By Lisa Foster-McNulty, MSN, RN, CDE
Traditionally, treatment of type 1 diabetes has been all about insulin. Symlin is the only other medication approved to be used in conjunction with insulin to treat Type 1. We’ve been seeing more and more research lately on the use of Glucagon-like peptide-1 receptor agonist (GLP-1 RA) drugs as a treatment adjunct for Type 1, and the news from this latest study is encouraging.

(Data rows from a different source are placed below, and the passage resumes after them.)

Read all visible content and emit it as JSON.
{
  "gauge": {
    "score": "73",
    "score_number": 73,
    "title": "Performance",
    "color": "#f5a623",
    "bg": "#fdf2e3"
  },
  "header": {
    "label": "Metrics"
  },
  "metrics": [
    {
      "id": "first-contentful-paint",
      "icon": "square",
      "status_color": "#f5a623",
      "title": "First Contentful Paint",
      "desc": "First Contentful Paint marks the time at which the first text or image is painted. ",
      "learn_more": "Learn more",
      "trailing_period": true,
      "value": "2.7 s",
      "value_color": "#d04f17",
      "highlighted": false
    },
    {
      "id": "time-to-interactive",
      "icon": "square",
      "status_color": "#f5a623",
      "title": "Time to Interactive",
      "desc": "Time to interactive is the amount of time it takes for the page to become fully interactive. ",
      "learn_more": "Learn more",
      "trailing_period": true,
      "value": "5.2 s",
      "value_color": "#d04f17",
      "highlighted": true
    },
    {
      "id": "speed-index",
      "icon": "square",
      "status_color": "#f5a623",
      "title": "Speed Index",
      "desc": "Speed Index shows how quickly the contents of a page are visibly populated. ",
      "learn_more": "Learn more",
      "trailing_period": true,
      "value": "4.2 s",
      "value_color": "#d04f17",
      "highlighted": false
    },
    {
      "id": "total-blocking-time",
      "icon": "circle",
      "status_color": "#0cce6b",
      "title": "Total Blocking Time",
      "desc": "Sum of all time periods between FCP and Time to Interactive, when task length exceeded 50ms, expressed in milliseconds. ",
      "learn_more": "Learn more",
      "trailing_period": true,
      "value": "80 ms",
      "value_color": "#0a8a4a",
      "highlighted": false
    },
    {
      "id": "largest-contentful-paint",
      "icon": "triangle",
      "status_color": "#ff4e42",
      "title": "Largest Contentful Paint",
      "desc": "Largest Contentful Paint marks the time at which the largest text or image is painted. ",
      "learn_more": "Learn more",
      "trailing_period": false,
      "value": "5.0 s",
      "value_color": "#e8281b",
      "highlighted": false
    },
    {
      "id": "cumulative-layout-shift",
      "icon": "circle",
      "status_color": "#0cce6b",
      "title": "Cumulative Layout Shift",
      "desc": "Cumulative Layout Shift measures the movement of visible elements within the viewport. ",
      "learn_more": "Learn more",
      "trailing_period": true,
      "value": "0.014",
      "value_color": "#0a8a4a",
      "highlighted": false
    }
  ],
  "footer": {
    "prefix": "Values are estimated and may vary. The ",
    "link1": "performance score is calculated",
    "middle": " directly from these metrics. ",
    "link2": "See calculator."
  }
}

According to research recently published in Diabetes, Obesity, and Metabolism, 20 patients with Type 1 diabetes who were over the age of 18 and with an A1c of at least 8% were enrolled from June of 2013 to October of 2014 in a 12 week long, randomized, double-blinded, placebo-controlled research study. They were randomly assigned (1:1) to the GLP-1 RA liraglutide (Victoza) 1.2 mg daily, or to placebo, as an add-on to insulin. GLP-1 RAs are known to inhibit the secretion of glucagon and to delay gastric (stomach) emptying. They can also hinder recovery from hypoglycemia. This study looked at the effect that liraglutide has on the response of counter-regulatory hormones and gastric emptying (GE) during hypoglycemia in participants with Type 1 diabetes.
Prior to treatment, and at the end of treatment, a hypoglycemic “clamp” (with a target BG of 2.5 mmol/L or 45 mg/dl) was implemented, and then a liquid meal was given. The primary endpoint of the study was change in GE rate. The secondary endpoints of the study were changes in blood glucose recovery, counter-regulatory hormones, pancreatic polypeptide, GLP-1, blood pressure, and heart rate.
Following 12 weeks of treatment , changes in GE rates didn’t differ significantly between the two study groups. The secondary endpoint responses were similar, as well, with the exception of heart rate. Heart rate did increase with liraglutide from 69 +/- 4 to 80 +/- 5 beats per minute.
The researchers came to the conclusion that following an episode of hypoglycemia, Liraglutide doesn’t compromise blood sugar recovery, GE rate, or counter-regulatory hormone responses in individuals with Type 1 diabetes. They found no treatment-related safety issues.